# What you are asked to do
Nothing in the records may be left out or altered; reproduce them all exactly.

(Records to process Opens)

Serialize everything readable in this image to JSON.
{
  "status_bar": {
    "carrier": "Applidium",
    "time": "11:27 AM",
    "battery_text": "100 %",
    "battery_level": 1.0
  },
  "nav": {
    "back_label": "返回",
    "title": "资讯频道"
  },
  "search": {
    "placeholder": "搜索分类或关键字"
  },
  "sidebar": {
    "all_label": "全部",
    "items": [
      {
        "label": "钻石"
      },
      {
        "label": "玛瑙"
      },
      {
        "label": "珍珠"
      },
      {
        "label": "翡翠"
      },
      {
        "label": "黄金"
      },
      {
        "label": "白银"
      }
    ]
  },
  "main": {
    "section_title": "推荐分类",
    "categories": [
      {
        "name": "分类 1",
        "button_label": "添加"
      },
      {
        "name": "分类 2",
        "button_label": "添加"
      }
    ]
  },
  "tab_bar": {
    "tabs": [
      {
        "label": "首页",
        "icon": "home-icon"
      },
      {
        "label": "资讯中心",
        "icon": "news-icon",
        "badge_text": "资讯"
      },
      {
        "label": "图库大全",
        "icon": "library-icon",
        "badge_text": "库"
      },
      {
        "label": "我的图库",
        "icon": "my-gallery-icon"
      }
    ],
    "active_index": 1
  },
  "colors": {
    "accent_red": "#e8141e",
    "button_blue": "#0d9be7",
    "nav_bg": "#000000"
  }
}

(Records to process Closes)

# Answer
Serialize everything readable in this image to JSON.
{
  "status_bar": {
    "carrier": "Applidium",
    "time": "11:27 AM",
    "battery_text": "100 %",
    "battery_level": 1.0
  },
  "nav": {
    "back_label": "返回",
    "title": "资讯频道"
  },
  "search": {
    "placeholder": "搜索分类或关键字"
  },
  "sidebar": {
    "all_label": "全部",
    "items": [
      {
        "label": "钻石"
      },
      {
        "label": "玛瑙"
      },
      {
        "label": "珍珠"
      },
      {
        "label": "翡翠"
      },
      {
        "label": "黄金"
      },
      {
        "label": "白银"
      }
    ]
  },
  "main": {
    "section_title": "推荐分类",
    "categories": [
      {
        "name": "分类 1",
        "button_label": "添加"
      },
      {
        "name": "分类 2",
        "button_label": "添加"
      }
    ]
  },
  "tab_bar": {
    "tabs": [
      {
        "label": "首页",
        "icon": "home-icon"
      },
      {
        "label": "资讯中心",
        "icon": "news-icon",
        "badge_text": "资讯"
      },
      {
        "label": "图库大全",
        "icon": "library-icon",
        "badge_text": "库"
      },
      {
        "label": "我的图库",
        "icon": "my-gallery-icon"
      }
    ],
    "active_index": 1
  },
  "colors": {
    "accent_red": "#e8141e",
    "button_blue": "#0d9be7",
    "nav_bg": "#000000"
  }
}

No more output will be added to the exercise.